►

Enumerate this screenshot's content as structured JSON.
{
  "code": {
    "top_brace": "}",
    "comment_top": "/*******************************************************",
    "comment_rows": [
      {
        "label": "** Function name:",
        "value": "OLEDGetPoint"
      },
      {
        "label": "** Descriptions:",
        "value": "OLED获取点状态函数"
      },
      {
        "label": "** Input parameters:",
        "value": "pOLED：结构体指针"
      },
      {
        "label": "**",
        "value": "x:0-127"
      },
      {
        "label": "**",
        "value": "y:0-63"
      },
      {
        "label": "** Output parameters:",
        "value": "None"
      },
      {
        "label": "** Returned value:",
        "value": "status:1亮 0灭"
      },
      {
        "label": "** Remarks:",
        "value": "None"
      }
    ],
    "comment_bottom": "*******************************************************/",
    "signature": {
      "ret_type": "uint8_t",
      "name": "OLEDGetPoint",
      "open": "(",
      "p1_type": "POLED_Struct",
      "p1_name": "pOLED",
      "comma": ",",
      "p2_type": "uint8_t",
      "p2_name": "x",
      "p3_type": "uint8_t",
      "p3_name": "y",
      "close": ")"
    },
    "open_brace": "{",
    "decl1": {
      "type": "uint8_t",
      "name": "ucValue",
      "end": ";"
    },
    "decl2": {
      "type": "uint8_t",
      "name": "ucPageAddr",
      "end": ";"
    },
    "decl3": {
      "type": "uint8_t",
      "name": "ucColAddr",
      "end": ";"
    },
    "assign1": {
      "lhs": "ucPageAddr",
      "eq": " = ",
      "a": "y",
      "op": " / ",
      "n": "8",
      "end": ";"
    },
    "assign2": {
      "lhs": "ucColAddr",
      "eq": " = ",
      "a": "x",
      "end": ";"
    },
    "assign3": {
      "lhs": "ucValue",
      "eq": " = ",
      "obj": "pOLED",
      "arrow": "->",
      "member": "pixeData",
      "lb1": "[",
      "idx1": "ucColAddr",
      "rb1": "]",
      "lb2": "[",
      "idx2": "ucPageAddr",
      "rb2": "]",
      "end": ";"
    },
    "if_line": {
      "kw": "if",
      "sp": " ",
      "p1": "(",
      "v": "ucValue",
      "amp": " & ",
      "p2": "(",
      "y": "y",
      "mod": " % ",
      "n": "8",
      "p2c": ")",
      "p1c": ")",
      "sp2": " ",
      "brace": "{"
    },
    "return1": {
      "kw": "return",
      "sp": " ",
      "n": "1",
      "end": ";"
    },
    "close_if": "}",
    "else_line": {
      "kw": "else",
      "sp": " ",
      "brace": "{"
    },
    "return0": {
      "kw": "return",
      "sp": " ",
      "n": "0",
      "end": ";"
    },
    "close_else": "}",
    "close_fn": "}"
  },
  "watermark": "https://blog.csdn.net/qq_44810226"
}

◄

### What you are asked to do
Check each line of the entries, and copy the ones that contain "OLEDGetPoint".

### Response to this exercise
        "value": "OLEDGetPoint"
      "name": "OLEDGetPoint",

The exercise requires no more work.